An emotional political battleground is taking shape in San Diego's most gay-friendly community.
Hillcrest business leaders want to put up a 65-foot-tall flagpole to fly a large, rainbow-hued "Pride" banner near the street that was recently approved a name change to Harvey Milk Street.
The project, targeted for the south end of a traffic median where Normal Street meets University Avenue, is drawing fire from some residents and community planners.
"Why take the fight to Hillcrest?" says Austin Copeland, a neighborhood resident. "Hillcrest should be allowed a rainbow flag, of all neighborhoods. I could understand it, maybe, if it was somewhere else. But it's Hillcrest. Come on."
But community planners only approved the idea on an 8 to 6 vote.
The city Planning Commission rejected it, 4 to 2, with an abstention.
Now the Hillcrest Business Association, which will pay the $25 thousand construction cost and has private donors covering maintenance, is appealing to the City Council for a permit.
While there are complaints about the flagpole's height -- and calls to put something else, perhaps an artistic monument, on the site -- much of the pushback seems to be about perceptions involving the flag itself.

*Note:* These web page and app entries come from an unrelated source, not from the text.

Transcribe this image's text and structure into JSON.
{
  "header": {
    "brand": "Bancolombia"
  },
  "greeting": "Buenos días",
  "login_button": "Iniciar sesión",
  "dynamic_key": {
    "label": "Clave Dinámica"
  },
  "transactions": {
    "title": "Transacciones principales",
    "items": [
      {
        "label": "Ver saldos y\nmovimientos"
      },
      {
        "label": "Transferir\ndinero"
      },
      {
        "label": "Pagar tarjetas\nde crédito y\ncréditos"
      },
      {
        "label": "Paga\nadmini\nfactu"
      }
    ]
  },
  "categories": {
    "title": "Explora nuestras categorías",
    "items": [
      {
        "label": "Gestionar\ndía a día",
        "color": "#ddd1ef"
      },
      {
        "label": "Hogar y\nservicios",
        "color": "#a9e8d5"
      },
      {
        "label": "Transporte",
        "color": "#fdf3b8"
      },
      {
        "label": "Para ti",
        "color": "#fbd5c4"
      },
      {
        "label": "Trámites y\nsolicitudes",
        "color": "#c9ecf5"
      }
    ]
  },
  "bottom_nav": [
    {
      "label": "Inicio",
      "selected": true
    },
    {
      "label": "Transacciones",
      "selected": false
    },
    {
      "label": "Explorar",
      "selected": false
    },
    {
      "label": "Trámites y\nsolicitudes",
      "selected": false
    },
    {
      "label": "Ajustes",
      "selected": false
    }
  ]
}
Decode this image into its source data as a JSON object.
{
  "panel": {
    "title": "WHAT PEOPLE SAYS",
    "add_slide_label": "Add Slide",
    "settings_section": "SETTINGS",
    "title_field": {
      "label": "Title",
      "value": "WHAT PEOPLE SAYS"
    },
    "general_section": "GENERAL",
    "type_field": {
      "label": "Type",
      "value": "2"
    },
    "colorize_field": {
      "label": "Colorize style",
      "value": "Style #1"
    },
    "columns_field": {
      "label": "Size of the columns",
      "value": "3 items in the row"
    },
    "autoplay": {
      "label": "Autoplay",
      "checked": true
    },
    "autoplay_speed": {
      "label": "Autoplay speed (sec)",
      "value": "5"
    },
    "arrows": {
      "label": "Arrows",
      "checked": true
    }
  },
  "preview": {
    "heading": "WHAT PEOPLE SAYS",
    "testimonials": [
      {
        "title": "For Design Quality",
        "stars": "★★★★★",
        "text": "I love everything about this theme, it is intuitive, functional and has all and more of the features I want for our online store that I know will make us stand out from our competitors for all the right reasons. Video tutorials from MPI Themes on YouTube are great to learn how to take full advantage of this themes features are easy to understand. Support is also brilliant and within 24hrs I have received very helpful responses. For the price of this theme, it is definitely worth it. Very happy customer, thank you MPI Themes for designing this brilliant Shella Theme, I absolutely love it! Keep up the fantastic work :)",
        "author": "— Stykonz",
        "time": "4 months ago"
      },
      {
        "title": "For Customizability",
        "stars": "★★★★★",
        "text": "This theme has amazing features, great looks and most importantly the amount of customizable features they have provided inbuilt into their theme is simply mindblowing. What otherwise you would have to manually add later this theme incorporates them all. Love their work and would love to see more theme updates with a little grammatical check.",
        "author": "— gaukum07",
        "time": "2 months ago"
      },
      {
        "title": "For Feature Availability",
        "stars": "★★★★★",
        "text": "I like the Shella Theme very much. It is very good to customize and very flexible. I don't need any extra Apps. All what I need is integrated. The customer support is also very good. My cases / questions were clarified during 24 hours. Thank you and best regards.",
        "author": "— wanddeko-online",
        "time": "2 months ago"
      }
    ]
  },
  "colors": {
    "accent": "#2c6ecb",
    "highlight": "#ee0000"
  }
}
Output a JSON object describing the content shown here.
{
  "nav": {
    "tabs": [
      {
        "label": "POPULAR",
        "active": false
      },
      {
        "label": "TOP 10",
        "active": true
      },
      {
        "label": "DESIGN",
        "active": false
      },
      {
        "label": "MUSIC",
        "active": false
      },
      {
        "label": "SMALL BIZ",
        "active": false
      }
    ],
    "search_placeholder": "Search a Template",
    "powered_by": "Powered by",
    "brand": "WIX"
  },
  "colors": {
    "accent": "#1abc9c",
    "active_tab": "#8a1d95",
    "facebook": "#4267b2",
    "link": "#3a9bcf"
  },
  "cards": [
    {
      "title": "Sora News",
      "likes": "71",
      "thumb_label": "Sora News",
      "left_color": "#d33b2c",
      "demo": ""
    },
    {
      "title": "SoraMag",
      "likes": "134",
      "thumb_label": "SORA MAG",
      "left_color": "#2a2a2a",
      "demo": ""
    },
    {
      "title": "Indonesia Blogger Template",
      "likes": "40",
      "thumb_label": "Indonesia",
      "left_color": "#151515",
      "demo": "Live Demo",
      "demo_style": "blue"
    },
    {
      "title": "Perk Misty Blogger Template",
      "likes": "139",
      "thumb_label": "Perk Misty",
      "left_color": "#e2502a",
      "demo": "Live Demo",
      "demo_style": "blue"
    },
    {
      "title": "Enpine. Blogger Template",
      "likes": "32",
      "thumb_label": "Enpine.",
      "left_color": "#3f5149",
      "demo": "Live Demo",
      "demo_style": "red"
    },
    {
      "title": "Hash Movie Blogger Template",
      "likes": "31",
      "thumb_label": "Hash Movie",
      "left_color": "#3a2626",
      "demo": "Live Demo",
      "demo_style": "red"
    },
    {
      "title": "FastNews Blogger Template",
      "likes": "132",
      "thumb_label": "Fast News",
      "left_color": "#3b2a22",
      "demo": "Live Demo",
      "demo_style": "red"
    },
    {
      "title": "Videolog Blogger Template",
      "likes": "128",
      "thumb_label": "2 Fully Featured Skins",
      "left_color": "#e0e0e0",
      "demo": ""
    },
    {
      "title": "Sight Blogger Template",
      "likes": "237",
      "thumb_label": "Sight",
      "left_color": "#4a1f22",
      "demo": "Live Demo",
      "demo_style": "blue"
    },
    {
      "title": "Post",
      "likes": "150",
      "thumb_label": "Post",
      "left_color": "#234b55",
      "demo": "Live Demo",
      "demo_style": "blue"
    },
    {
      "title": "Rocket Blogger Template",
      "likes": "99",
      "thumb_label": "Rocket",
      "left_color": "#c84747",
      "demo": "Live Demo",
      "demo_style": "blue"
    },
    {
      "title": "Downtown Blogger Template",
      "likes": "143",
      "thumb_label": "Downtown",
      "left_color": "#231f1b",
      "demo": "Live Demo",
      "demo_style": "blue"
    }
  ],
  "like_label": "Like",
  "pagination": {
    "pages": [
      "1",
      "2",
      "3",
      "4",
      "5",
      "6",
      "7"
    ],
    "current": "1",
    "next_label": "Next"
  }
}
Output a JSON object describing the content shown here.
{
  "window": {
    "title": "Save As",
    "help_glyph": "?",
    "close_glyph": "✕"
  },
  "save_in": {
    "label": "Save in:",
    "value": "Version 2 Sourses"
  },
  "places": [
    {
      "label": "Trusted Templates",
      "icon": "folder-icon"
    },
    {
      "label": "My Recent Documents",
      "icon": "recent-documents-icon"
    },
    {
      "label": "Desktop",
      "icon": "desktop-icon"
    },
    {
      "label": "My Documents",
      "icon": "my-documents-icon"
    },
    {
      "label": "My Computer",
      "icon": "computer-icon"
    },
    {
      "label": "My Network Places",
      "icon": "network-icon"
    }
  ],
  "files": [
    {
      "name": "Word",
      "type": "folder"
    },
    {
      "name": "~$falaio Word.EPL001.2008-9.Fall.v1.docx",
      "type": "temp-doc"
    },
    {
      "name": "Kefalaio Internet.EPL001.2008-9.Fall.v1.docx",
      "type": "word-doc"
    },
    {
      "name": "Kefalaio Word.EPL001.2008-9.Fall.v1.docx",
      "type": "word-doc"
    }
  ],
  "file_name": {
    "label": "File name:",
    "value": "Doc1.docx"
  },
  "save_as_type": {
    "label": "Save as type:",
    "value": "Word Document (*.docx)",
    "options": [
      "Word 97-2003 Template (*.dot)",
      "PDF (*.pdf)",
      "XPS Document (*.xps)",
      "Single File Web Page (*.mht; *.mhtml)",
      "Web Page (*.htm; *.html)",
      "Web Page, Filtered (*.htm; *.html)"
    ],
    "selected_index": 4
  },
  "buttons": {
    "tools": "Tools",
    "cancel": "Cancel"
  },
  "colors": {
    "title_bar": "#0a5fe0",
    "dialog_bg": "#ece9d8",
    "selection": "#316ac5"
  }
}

"It's a sign of acceptance," argues Stefan Chicota, a microbrewery owner who's developing a new outlet on a nearby corner. "There's no color, no race, no religion. It's a diverse flag. It's to celebrate diversity. It's not a gay flag."
But critics say all too many people see it otherwise, and consider it unfit for placement on public property.
"It is in no way cohesive," insists North Park resident MaryLou Ruane. "To me, it would be a divisive thing for the people who live in the rest of the community. Or who come there."
Visitors from elsewhere who had occasion to run errands in Hillcrest, and passed the site on Thursday, were largely in support of the flag proposal.
"There are rainbow flags everywhere," said Coronado resident Morgan Cassidy. "So if they want to put up a bigger one, I don't see why not."
Said City Heights resident Theresa Wesley: "This is like a gay community area anyway, so I'm surprised that there's not one already up here."
The project goes before the City Council next Tuesday.
It's exempt from environmental review and not subject to a mayoral veto, if approved.
But it seems likely to generate more than just a routine discussion and "rubber stamp."